Of the economists surveyed, 67 percent favored maintaining or even increasing the current level of fiscal stimulus in 2013. Moving in the opposite direction, Congress actually enacted $984 billion in spending cuts (known as sequestration) last year, which go into effect starting in 2013; a full three quarters of the economists polled outright oppose allowing those sequestration cuts to take effect.

Although a majority of the business economists did favor extending tax cuts in 2013 to help stimulate the economy (although there was no majority for making all the tax cuts permanent), the reason more of them favor preserving government spending is likely explained by the fact that government spending typically has a much greater positive impact on economic growth than tax cuts.

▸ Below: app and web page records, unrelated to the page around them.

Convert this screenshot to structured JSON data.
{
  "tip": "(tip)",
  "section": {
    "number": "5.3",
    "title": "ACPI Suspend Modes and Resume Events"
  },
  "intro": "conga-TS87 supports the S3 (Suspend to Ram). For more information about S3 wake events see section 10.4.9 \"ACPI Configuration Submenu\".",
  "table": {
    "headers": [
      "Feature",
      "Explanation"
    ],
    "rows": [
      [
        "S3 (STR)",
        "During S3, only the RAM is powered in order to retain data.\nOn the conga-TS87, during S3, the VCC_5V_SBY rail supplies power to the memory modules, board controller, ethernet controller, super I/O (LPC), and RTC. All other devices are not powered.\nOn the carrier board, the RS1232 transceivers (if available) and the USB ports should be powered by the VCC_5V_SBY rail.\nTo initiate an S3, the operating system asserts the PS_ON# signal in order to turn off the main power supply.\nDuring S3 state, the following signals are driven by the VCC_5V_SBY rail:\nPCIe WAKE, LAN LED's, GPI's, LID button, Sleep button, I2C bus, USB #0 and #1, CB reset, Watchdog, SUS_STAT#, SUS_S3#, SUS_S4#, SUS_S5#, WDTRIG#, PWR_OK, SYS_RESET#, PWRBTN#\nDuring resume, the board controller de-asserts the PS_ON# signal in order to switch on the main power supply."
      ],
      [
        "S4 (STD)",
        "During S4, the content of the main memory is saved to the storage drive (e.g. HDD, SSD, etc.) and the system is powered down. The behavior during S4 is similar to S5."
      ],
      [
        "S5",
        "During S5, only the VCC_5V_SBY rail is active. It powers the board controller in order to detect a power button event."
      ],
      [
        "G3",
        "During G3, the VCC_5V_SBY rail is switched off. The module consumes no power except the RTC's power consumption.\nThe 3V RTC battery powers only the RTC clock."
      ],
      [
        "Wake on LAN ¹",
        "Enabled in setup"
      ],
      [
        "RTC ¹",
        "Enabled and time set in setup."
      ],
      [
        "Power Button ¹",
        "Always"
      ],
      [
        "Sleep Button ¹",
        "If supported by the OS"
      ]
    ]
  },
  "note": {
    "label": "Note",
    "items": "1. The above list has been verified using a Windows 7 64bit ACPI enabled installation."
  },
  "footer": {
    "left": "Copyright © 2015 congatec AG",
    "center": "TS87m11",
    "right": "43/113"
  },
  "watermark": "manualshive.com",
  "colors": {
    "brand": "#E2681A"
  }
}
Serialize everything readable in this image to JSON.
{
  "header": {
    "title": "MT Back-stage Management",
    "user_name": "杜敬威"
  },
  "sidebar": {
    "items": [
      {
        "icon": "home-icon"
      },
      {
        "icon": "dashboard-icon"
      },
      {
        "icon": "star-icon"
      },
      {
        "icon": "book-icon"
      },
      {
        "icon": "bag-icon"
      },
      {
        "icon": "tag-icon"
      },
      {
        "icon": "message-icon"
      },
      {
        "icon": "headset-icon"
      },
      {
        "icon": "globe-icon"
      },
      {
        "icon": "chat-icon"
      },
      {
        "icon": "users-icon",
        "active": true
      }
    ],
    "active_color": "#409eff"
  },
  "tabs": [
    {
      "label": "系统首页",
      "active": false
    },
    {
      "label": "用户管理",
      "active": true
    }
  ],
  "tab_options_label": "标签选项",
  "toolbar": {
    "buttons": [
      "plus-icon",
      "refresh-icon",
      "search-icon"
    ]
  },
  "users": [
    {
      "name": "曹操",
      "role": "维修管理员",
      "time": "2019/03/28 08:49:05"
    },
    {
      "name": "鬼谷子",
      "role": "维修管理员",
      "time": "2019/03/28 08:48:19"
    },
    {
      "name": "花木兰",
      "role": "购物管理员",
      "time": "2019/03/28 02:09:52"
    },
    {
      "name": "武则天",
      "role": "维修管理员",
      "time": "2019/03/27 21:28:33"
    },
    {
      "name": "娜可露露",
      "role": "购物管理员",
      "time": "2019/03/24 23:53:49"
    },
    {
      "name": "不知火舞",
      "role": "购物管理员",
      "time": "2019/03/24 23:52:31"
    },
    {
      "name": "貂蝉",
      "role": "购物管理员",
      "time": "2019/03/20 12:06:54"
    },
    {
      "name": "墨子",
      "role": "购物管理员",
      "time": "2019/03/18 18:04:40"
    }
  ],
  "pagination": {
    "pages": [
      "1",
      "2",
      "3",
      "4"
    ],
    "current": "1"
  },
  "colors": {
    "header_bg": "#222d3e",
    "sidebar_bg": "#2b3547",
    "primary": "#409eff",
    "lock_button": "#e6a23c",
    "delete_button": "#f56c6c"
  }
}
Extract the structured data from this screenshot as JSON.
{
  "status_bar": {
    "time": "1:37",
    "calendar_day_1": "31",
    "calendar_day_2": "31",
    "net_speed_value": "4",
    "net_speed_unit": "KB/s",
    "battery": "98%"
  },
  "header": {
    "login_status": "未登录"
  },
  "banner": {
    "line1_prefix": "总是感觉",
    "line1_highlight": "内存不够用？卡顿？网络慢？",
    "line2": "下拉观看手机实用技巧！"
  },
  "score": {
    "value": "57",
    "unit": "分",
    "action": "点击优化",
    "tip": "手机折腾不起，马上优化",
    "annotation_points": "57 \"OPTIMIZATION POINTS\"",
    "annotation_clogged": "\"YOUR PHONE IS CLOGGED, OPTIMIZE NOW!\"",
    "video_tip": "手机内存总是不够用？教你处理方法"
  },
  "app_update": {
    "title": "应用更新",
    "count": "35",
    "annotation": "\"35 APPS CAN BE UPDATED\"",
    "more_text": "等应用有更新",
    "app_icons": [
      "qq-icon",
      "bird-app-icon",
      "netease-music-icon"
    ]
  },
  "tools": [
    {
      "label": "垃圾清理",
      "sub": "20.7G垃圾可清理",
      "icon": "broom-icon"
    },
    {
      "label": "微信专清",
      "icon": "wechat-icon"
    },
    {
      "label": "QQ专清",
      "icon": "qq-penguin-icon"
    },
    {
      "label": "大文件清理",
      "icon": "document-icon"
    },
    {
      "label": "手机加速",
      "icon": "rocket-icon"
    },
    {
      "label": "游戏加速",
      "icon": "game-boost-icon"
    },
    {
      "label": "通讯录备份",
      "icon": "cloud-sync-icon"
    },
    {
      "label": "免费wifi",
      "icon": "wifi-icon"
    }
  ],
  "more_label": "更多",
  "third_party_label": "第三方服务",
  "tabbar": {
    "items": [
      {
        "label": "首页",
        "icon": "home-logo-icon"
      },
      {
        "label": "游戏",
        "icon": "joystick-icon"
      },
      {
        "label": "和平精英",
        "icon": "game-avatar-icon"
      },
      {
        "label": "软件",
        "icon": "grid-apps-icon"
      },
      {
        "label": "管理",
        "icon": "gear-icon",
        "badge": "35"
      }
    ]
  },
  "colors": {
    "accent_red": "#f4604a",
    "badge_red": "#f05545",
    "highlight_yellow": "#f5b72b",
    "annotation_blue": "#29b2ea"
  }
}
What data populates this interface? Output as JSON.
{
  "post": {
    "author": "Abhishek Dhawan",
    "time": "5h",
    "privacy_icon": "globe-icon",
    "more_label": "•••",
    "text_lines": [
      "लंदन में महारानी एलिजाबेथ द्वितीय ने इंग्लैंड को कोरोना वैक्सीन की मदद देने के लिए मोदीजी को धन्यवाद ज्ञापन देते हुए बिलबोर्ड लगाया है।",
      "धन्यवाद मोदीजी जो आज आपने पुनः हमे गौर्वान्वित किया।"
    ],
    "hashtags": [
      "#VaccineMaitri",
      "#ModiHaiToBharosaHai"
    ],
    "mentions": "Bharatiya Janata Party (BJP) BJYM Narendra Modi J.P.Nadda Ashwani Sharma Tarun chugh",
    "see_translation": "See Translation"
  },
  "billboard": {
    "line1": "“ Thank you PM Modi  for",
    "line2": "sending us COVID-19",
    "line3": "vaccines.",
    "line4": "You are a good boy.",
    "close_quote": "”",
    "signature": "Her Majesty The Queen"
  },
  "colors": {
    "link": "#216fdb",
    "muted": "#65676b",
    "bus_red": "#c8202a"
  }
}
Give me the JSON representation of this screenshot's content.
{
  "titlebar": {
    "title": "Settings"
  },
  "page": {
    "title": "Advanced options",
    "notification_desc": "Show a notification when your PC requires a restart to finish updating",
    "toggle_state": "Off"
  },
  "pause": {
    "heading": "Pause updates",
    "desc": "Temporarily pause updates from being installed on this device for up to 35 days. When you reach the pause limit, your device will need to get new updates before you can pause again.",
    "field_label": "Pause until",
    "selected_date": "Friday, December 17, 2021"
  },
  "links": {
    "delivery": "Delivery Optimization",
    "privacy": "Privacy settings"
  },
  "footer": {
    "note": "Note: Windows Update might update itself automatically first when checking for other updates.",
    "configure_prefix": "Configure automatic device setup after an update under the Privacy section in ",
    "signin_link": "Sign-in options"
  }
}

Turning to the long haul, a full 90 percent of those surveyed believe that Congress should take a balanced approach to deficit reduction, meaning a combination of tax increases and spending cuts. And while there is near universal consensus among these economists for tax increases, neither the Democratic nor Republican party platforms support increasing tax revenue as part of a balanced approach to deficit reduction. Both parties instead call for reducing revenue by trillions of dollars (compared to what our tax system would collect if the tax cuts were all allowed to simply expire).

While the business community is often portrayed as being hindered by budget deficits and higher taxes, this survey reveals that they actually favor higher budget deficits in the short term and higher taxes over the long term. It’s time Congress begins listening to the actual business community rather than the anti-tax activists who pretend to speak for them.